WHAT THE EXERCISE ASKS: Omit the pictures and return every entry exactly as written.

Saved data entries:
=======
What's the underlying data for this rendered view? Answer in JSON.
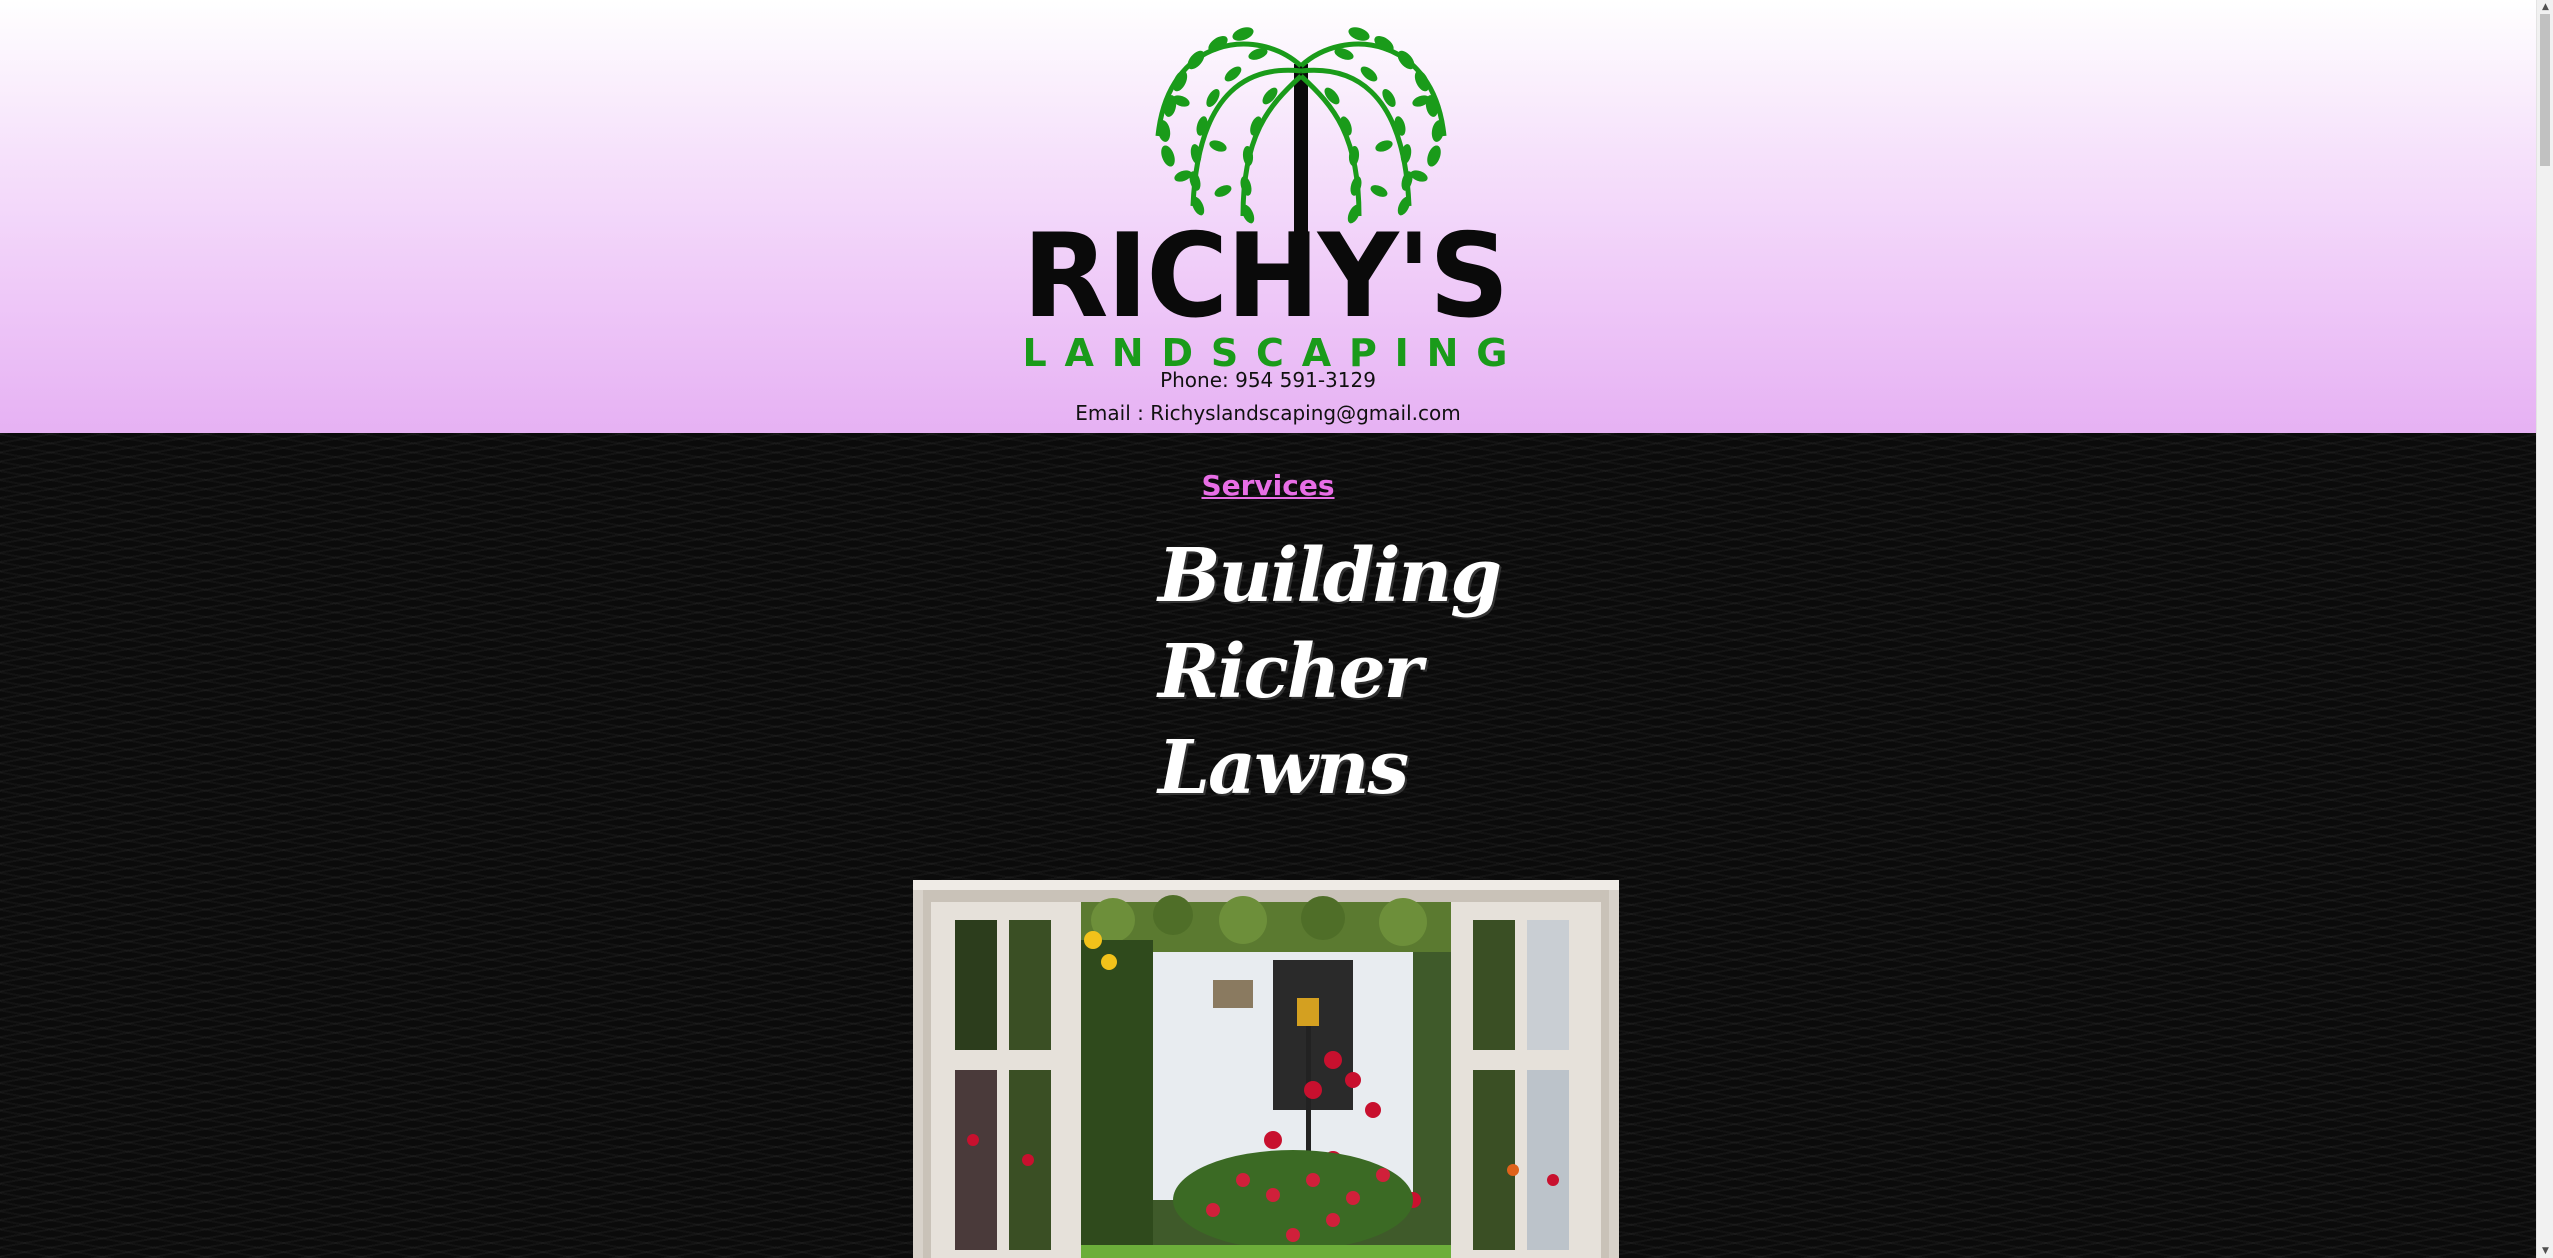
{
  "header": {
    "logo": {
      "name": "RICHY'S",
      "tagline": "LANDSCAPING",
      "icon": "willow-tree-icon"
    },
    "phone": "Phone: 954 591-3129",
    "email": "Email : Richyslandscaping@gmail.com"
  },
  "main": {
    "services_link": "Services",
    "slogan": [
      "Building",
      "Richer",
      "Lawns"
    ],
    "image": {
      "description_icon": "open-window-garden-image"
    }
  },
  "colors": {
    "header_gradient_top": "#ffffff",
    "header_gradient_bottom": "#e6b1f3",
    "background": "#0b0b0b",
    "accent_pink": "#e86ee6",
    "logo_green": "#1a9b1a",
    "logo_black": "#0a0a0a"
  }
}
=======
ANSWER BOX:
What's the underlying data for this rendered view? Answer in JSON.
{
  "header": {
    "logo": {
      "name": "RICHY'S",
      "tagline": "LANDSCAPING",
      "icon": "willow-tree-icon"
    },
    "phone": "Phone: 954 591-3129",
    "email": "Email : Richyslandscaping@gmail.com"
  },
  "main": {
    "services_link": "Services",
    "slogan": [
      "Building",
      "Richer",
      "Lawns"
    ],
    "image": {
      "description_icon": "open-window-garden-image"
    }
  },
  "colors": {
    "header_gradient_top": "#ffffff",
    "header_gradient_bottom": "#e6b1f3",
    "background": "#0b0b0b",
    "accent_pink": "#e86ee6",
    "logo_green": "#1a9b1a",
    "logo_black": "#0a0a0a"
  }
}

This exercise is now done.